### Description of the task
Return all the lines below exactly. Any picture among them is omitted.

### Record set
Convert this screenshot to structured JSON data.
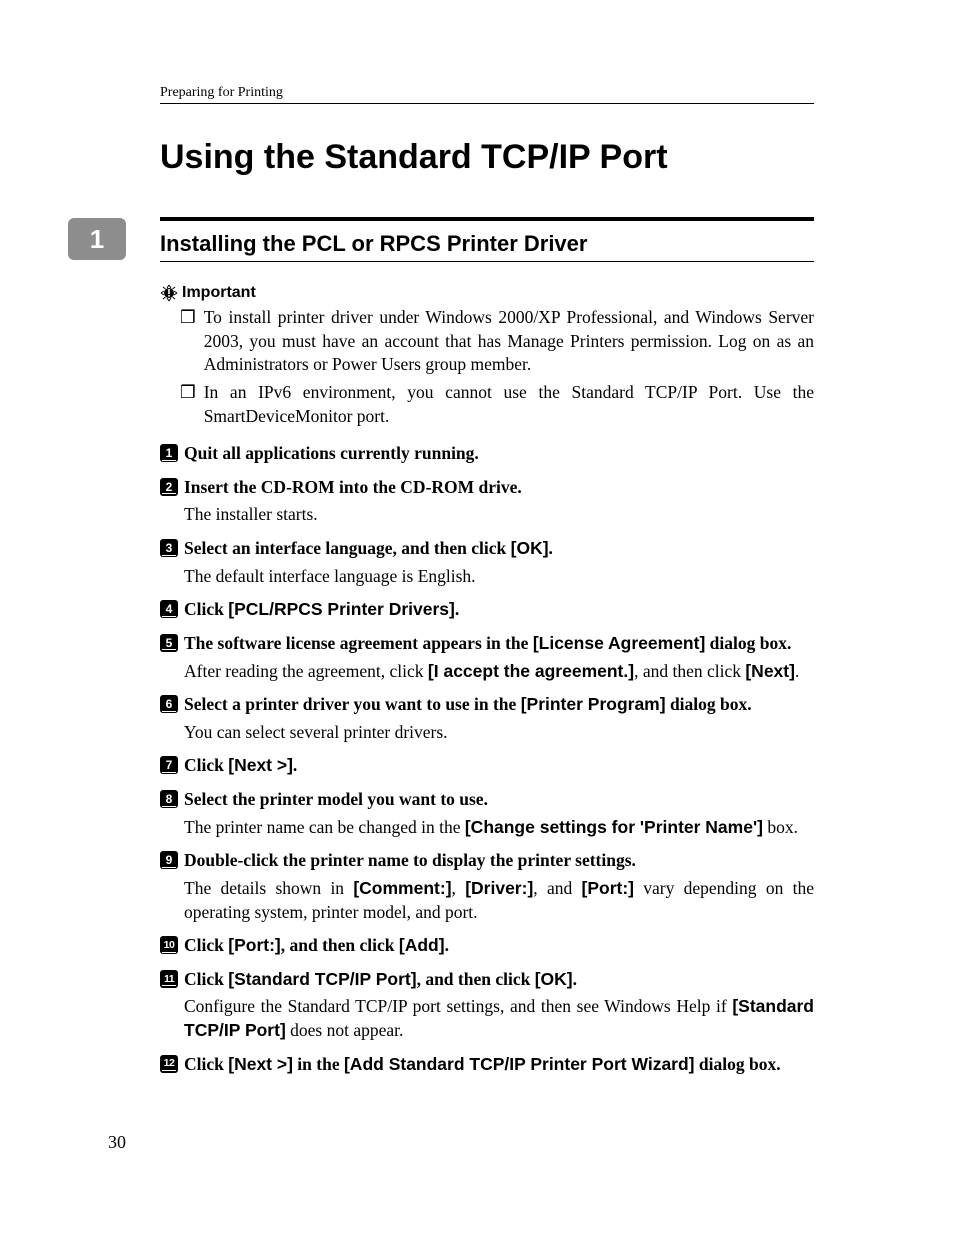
{
  "running_head": "Preparing for Printing",
  "chapter_tab": "1",
  "page_title": "Using the Standard TCP/IP Port",
  "section_title": "Installing the PCL or RPCS Printer Driver",
  "important_label": "Important",
  "bullets": {
    "b1": "To install printer driver under Windows 2000/XP Professional, and Windows Server 2003, you must have an account that has Manage Printers permission. Log on as an Administrators or Power Users group member.",
    "b2": "In an IPv6 environment, you cannot use the Standard TCP/IP Port. Use the SmartDeviceMonitor port."
  },
  "steps": {
    "s1": {
      "title": "Quit all applications currently running."
    },
    "s2": {
      "title": "Insert the CD-ROM into the CD-ROM drive.",
      "body": "The installer starts."
    },
    "s3": {
      "title_pre": "Select an interface language, and then click ",
      "title_btn": "[OK]",
      "title_post": ".",
      "body": "The default interface language is English."
    },
    "s4": {
      "title_pre": "Click ",
      "title_btn": "[PCL/RPCS Printer Drivers]",
      "title_post": "."
    },
    "s5": {
      "title_pre": "The software license agreement appears in the ",
      "title_btn": "[License Agreement]",
      "title_post": " dialog box.",
      "body_pre": "After reading the agreement, click ",
      "body_b1": "[I accept the agreement.]",
      "body_mid": ", and then click ",
      "body_b2": "[Next]",
      "body_post": "."
    },
    "s6": {
      "title_pre": "Select a printer driver you want to use in the ",
      "title_btn": "[Printer Program]",
      "title_post": " dialog box.",
      "body": "You can select several printer drivers."
    },
    "s7": {
      "title_pre": "Click ",
      "title_btn": "[Next >]",
      "title_post": "."
    },
    "s8": {
      "title": "Select the printer model you want to use.",
      "body_pre": "The printer name can be changed in the ",
      "body_b1": "[Change settings for  'Printer Name']",
      "body_post": " box."
    },
    "s9": {
      "title": "Double-click the printer name to display the printer settings.",
      "body_pre": "The details shown in ",
      "body_b1": "[Comment:]",
      "body_mid1": ", ",
      "body_b2": "[Driver:]",
      "body_mid2": ", and ",
      "body_b3": "[Port:]",
      "body_post": " vary depending on the operating system, printer model, and port."
    },
    "s10": {
      "title_pre": "Click ",
      "title_b1": "[Port:]",
      "title_mid": ", and then click ",
      "title_b2": "[Add]",
      "title_post": "."
    },
    "s11": {
      "title_pre": "Click ",
      "title_b1": "[Standard TCP/IP Port]",
      "title_mid": ", and then click ",
      "title_b2": "[OK]",
      "title_post": ".",
      "body_pre": "Configure the Standard TCP/IP port settings, and then see Windows Help if ",
      "body_b1": "[Standard TCP/IP Port]",
      "body_post": " does not appear."
    },
    "s12": {
      "title_pre": "Click ",
      "title_b1": "[Next >]",
      "title_mid": " in the ",
      "title_b2": "[Add Standard TCP/IP Printer Port Wizard]",
      "title_post": " dialog box."
    }
  },
  "page_number": "30",
  "bullet_marker": "❒"
}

### Task result
Convert this screenshot to structured JSON data.
{
  "running_head": "Preparing for Printing",
  "chapter_tab": "1",
  "page_title": "Using the Standard TCP/IP Port",
  "section_title": "Installing the PCL or RPCS Printer Driver",
  "important_label": "Important",
  "bullets": {
    "b1": "To install printer driver under Windows 2000/XP Professional, and Windows Server 2003, you must have an account that has Manage Printers permission. Log on as an Administrators or Power Users group member.",
    "b2": "In an IPv6 environment, you cannot use the Standard TCP/IP Port. Use the SmartDeviceMonitor port."
  },
  "steps": {
    "s1": {
      "title": "Quit all applications currently running."
    },
    "s2": {
      "title": "Insert the CD-ROM into the CD-ROM drive.",
      "body": "The installer starts."
    },
    "s3": {
      "title_pre": "Select an interface language, and then click ",
      "title_btn": "[OK]",
      "title_post": ".",
      "body": "The default interface language is English."
    },
    "s4": {
      "title_pre": "Click ",
      "title_btn": "[PCL/RPCS Printer Drivers]",
      "title_post": "."
    },
    "s5": {
      "title_pre": "The software license agreement appears in the ",
      "title_btn": "[License Agreement]",
      "title_post": " dialog box.",
      "body_pre": "After reading the agreement, click ",
      "body_b1": "[I accept the agreement.]",
      "body_mid": ", and then click ",
      "body_b2": "[Next]",
      "body_post": "."
    },
    "s6": {
      "title_pre": "Select a printer driver you want to use in the ",
      "title_btn": "[Printer Program]",
      "title_post": " dialog box.",
      "body": "You can select several printer drivers."
    },
    "s7": {
      "title_pre": "Click ",
      "title_btn": "[Next >]",
      "title_post": "."
    },
    "s8": {
      "title": "Select the printer model you want to use.",
      "body_pre": "The printer name can be changed in the ",
      "body_b1": "[Change settings for  'Printer Name']",
      "body_post": " box."
    },
    "s9": {
      "title": "Double-click the printer name to display the printer settings.",
      "body_pre": "The details shown in ",
      "body_b1": "[Comment:]",
      "body_mid1": ", ",
      "body_b2": "[Driver:]",
      "body_mid2": ", and ",
      "body_b3": "[Port:]",
      "body_post": " vary depending on the operating system, printer model, and port."
    },
    "s10": {
      "title_pre": "Click ",
      "title_b1": "[Port:]",
      "title_mid": ", and then click ",
      "title_b2": "[Add]",
      "title_post": "."
    },
    "s11": {
      "title_pre": "Click ",
      "title_b1": "[Standard TCP/IP Port]",
      "title_mid": ", and then click ",
      "title_b2": "[OK]",
      "title_post": ".",
      "body_pre": "Configure the Standard TCP/IP port settings, and then see Windows Help if ",
      "body_b1": "[Standard TCP/IP Port]",
      "body_post": " does not appear."
    },
    "s12": {
      "title_pre": "Click ",
      "title_b1": "[Next >]",
      "title_mid": " in the ",
      "title_b2": "[Add Standard TCP/IP Printer Port Wizard]",
      "title_post": " dialog box."
    }
  },
  "page_number": "30",
  "bullet_marker": "❒"
}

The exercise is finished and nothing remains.